The Psychological Immune System
by Herman Kagan

AuthorHouse (2006)
ISBN 1420890050
Reviewed by Paige Lovitt for Reader Views (8/06)

“The Psychological Immune System” was written to educate us on how the psychological immune system ties into the biological immune system. The author takes his theories beyond the individual’s functioning system and applies it to larger groups and organizations. Dr. Kagan extensively researched this topic and is well referenced. He also uses personal anecdotes to illustrate some of his points. This makes the information more interesting and the concepts easier to grasp.

If we have a healthy functioning psychological immune system, we are able to use our emotions to guide us into making good decisions. Dr. Kagan states, “It seems we comprehend life’s events through their emotional impact on us, and our emotions act as
warning signals for the dangers we encounter.” Therefore, it is important that we maintain a healthy functioning system. As with our biological system, which functions to keep us alive, we need both systems to be healthy and for our survival. When our biological systems start failing, we get diseases and end up either in poor health or dead. When our psychological immune systems are not functioning properly we can make poor choices that are detrimental to our survival.

“The Psychological Immune System” is incredibly interesting and informative to read. Dr. Kagan includes a lot of anthropological information to show us how we evolved in this manner. He mentions historical events and cultures that are influenced by his theories. He also discusses how other creatures in the animal world are also guided by this system. While the information presented is informative enough to be used as textbook material, it is written in such a way that a non-student would enjoy reading the material for personal growth and to gain a better understanding of themselves, others, and different societies.

I highly recommend this book to people who are interested in self-growth, anthropology students, parents, and teachers.

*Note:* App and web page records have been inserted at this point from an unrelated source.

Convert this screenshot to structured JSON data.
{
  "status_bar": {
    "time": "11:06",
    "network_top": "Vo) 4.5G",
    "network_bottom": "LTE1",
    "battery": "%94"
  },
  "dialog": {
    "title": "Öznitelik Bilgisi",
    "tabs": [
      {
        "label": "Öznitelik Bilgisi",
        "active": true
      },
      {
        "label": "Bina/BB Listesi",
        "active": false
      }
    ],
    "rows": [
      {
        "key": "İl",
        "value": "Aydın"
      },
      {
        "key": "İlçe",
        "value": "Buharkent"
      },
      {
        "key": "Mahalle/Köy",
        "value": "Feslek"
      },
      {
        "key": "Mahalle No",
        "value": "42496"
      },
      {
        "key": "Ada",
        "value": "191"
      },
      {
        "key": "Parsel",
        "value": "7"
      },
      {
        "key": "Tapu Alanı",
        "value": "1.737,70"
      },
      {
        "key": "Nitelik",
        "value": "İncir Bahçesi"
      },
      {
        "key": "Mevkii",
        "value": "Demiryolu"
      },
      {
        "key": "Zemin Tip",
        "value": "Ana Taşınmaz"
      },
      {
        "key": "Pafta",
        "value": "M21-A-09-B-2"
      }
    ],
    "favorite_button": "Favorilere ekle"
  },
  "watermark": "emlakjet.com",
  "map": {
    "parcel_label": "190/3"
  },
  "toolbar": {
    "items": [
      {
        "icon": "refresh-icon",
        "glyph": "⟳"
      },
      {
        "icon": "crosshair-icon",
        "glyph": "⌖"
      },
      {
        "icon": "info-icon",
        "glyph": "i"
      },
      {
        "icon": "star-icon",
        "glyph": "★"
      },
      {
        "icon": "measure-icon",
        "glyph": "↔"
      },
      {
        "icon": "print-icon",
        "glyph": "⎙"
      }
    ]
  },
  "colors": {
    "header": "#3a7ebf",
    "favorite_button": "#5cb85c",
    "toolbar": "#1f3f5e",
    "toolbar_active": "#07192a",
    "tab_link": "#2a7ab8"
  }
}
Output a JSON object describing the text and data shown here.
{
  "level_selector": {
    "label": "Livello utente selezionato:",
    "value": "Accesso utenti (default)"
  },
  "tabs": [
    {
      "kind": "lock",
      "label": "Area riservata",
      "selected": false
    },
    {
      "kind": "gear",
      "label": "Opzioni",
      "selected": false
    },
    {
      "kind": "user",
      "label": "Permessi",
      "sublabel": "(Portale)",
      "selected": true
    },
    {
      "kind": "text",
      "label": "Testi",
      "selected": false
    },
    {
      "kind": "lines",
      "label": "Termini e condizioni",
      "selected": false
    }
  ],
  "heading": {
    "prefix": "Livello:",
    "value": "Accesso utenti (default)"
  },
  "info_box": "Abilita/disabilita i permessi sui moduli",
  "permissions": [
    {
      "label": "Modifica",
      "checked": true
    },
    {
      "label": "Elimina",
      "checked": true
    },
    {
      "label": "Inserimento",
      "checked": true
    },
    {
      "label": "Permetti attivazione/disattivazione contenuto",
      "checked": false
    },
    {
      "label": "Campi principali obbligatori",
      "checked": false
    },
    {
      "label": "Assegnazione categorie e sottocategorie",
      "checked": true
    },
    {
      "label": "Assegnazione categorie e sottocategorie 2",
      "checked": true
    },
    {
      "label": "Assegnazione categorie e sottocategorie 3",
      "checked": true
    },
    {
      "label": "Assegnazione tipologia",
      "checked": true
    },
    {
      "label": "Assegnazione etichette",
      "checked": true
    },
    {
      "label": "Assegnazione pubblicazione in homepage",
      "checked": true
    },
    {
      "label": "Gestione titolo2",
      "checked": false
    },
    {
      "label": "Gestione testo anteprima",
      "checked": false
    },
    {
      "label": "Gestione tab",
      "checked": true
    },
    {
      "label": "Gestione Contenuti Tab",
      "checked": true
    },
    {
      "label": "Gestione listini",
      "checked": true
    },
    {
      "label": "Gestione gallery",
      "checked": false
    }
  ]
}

It is definitely well worth reading. The information gained can be useful for improving yourself, or for understanding how to guide others.